Problem statement> Every line in the records below with the string "heading" is to be copied out.

Data provided>
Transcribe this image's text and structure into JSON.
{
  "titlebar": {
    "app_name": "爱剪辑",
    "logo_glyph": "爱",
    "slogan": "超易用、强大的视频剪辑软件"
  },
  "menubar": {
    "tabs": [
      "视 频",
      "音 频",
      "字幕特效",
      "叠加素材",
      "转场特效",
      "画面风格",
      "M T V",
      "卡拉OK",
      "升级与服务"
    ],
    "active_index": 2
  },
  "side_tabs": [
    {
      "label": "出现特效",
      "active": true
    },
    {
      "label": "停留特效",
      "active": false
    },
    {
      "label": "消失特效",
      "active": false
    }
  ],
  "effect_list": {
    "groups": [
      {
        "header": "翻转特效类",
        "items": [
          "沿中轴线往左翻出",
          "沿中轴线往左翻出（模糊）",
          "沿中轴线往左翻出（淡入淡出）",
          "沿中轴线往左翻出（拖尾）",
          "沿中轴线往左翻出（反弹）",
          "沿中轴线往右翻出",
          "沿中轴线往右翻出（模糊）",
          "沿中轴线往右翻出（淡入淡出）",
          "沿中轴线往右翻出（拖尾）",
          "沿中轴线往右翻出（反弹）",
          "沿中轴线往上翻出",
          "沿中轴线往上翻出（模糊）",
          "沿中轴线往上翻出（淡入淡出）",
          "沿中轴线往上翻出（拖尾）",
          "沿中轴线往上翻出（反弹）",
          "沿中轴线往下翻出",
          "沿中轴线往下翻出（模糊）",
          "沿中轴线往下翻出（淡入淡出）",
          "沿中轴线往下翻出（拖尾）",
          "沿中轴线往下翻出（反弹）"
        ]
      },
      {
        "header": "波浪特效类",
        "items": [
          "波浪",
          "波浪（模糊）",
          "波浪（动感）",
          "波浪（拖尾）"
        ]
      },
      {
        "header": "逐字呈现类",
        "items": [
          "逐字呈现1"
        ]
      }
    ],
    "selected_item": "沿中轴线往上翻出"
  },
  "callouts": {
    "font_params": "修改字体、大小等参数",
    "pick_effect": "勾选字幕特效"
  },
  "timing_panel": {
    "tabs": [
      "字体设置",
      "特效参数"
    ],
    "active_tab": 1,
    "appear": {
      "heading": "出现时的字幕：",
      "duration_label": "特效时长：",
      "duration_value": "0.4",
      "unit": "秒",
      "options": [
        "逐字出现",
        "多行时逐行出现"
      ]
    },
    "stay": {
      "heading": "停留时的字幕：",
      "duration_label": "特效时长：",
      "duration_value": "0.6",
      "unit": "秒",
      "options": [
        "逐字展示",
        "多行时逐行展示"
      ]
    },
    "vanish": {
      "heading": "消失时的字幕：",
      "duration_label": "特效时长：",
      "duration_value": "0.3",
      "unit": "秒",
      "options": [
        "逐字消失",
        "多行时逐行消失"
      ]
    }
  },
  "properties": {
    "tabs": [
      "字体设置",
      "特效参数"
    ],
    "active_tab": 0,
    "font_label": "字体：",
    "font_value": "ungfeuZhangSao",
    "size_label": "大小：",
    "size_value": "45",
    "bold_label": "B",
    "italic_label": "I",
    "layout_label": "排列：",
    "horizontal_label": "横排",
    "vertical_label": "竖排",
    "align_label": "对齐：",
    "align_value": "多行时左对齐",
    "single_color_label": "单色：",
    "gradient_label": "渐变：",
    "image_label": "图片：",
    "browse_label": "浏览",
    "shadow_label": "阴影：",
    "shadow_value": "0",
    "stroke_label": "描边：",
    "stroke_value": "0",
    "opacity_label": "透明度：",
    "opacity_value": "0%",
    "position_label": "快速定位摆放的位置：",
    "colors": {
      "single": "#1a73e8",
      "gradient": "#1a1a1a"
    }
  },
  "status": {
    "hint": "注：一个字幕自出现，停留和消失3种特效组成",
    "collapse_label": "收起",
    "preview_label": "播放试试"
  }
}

Response box>
      "heading": "出现时的字幕：",
      "heading": "停留时的字幕：",
      "heading": "消失时的字幕：",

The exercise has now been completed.